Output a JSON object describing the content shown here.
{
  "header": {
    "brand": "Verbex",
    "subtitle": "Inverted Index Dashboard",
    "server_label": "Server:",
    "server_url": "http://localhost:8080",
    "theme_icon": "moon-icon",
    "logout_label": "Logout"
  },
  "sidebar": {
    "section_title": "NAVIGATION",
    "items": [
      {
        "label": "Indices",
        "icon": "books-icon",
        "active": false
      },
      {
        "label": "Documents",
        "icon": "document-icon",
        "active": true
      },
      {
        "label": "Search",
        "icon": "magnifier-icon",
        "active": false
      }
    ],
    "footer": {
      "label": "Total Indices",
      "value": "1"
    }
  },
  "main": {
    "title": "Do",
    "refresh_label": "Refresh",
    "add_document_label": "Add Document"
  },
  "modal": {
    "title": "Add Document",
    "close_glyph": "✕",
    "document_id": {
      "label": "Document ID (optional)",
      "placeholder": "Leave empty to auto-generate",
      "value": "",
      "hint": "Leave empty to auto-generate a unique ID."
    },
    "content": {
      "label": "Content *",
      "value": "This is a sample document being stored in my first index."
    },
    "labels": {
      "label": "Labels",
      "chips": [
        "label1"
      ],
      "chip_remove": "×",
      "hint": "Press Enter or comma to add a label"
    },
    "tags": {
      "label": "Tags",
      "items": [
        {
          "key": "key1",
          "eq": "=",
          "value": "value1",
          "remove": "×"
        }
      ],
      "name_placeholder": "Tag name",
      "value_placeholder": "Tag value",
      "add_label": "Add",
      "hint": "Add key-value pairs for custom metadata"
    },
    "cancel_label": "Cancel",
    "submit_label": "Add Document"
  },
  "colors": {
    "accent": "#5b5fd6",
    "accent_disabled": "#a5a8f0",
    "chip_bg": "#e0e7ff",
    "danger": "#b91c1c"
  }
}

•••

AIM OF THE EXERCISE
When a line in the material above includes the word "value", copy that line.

REPLY
      "value": "1"
      "value": "",
      "value": "This is a sample document being stored in my first index."
          "value": "value1",
      "value_placeholder": "Tag value",
      "hint": "Add key-value pairs for custom metadata"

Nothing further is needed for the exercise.